## [EXERCISE MATERIALS]

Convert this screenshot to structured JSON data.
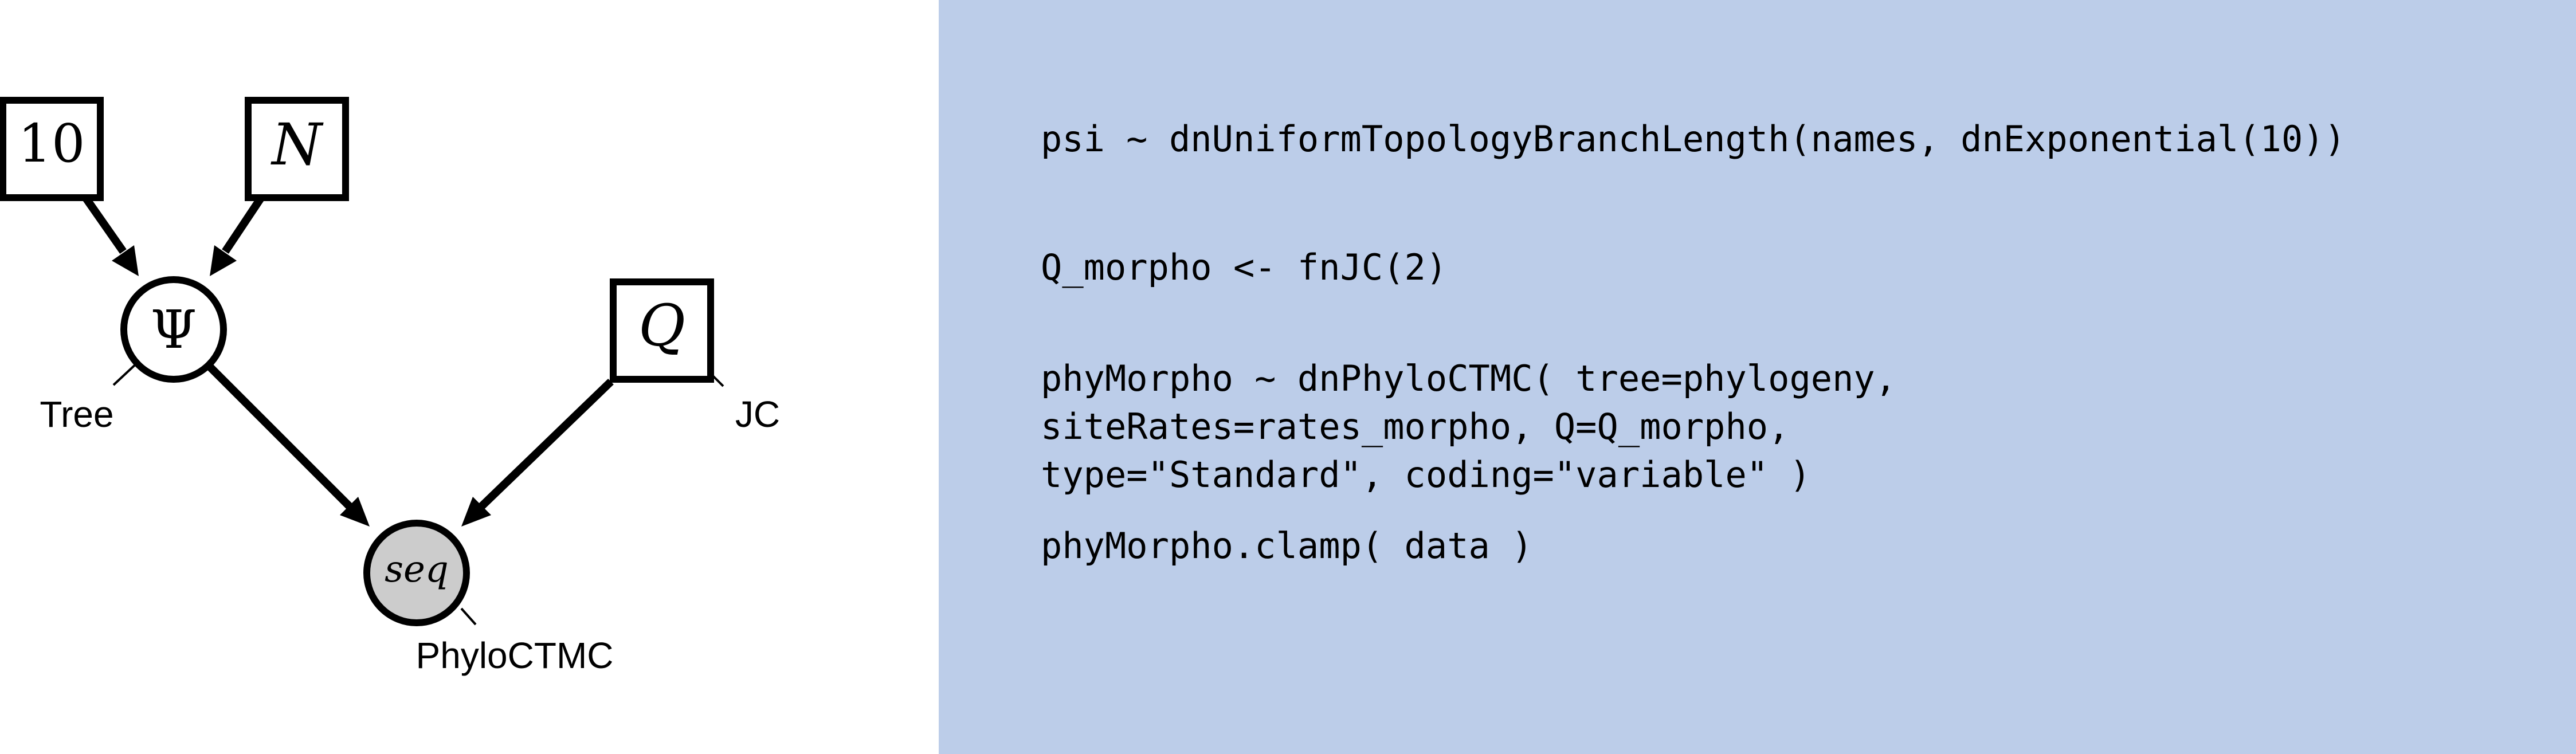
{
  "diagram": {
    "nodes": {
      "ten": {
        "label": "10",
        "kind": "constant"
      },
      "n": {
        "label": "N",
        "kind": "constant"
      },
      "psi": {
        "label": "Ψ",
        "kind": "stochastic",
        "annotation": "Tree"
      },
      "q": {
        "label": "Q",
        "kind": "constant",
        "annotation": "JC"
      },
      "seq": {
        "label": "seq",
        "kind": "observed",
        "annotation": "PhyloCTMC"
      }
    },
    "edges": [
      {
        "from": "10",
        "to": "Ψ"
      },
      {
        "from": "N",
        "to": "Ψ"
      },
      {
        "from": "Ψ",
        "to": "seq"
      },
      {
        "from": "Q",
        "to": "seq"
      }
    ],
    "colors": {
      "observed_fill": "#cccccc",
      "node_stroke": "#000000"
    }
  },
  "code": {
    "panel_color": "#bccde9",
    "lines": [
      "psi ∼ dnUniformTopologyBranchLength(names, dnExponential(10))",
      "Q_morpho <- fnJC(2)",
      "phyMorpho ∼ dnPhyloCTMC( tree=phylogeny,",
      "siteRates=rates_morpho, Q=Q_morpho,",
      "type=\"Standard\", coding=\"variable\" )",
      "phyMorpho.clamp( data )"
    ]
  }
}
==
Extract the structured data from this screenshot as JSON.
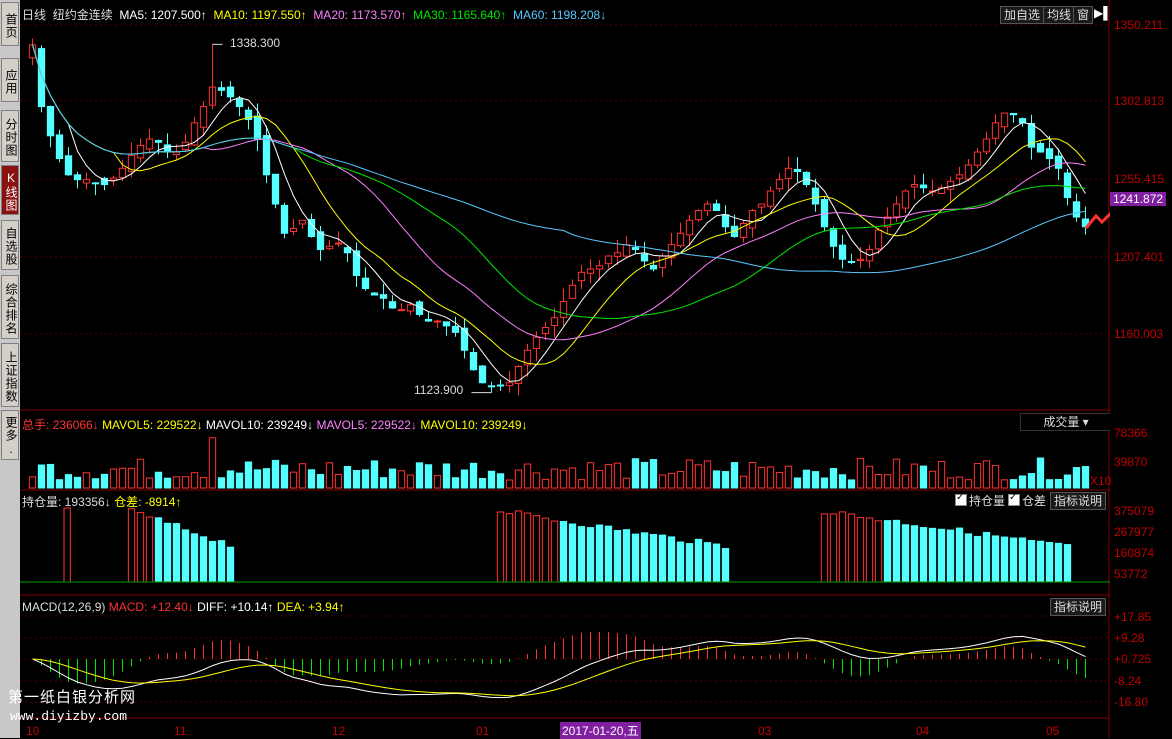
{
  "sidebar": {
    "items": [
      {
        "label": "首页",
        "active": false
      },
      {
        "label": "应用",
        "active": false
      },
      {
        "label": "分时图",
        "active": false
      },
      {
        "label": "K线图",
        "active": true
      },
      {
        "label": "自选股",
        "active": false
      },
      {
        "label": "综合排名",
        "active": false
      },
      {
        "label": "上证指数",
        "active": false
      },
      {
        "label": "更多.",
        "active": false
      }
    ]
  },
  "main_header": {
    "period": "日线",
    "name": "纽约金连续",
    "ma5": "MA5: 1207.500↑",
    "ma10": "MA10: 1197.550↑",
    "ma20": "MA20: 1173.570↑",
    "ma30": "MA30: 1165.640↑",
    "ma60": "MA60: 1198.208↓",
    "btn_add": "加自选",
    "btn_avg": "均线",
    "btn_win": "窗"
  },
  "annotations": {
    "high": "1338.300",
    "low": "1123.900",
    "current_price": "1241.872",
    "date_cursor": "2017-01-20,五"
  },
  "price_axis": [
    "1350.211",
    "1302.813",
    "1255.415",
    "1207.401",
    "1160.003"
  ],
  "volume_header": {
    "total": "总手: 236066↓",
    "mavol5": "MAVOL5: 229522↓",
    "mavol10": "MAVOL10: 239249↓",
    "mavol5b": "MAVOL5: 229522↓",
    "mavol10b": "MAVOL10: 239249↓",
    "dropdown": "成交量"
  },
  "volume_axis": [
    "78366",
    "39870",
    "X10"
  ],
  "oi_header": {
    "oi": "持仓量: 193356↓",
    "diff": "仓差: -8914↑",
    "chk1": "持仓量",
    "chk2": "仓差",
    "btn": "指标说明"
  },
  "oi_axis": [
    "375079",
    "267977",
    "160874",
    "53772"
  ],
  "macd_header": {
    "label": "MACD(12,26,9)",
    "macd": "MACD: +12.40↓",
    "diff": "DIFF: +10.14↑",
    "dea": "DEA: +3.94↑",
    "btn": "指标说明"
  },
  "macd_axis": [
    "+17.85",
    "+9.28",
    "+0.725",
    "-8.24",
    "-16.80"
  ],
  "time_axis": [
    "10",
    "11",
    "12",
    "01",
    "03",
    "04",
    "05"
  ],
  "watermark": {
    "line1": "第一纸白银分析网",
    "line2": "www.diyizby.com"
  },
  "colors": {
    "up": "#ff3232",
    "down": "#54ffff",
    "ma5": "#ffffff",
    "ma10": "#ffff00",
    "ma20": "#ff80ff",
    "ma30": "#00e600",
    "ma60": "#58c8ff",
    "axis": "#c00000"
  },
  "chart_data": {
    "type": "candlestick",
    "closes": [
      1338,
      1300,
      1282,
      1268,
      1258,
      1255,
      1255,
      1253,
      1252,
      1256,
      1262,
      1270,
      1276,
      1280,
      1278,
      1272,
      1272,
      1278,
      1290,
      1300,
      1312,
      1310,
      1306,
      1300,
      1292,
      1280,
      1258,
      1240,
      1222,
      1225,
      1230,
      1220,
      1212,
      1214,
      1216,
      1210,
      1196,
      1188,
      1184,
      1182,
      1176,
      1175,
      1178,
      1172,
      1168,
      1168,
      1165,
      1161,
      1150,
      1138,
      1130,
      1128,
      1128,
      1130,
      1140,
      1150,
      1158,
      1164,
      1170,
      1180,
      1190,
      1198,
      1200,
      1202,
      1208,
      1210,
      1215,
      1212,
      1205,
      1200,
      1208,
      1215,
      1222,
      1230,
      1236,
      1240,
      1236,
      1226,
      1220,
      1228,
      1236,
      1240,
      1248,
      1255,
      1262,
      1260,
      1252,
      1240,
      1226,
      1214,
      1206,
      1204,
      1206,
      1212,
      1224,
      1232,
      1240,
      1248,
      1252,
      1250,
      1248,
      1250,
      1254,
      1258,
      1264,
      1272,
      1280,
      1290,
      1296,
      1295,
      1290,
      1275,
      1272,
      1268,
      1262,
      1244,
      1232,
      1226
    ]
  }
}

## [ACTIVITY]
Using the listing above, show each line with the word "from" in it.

## [RESPONSE TO THE EXERCISE]
        "from": "10",
        "from": "N",
        "from": "Ψ",
        "from": "Q",
Extract the structured data from this screenshot as JSON.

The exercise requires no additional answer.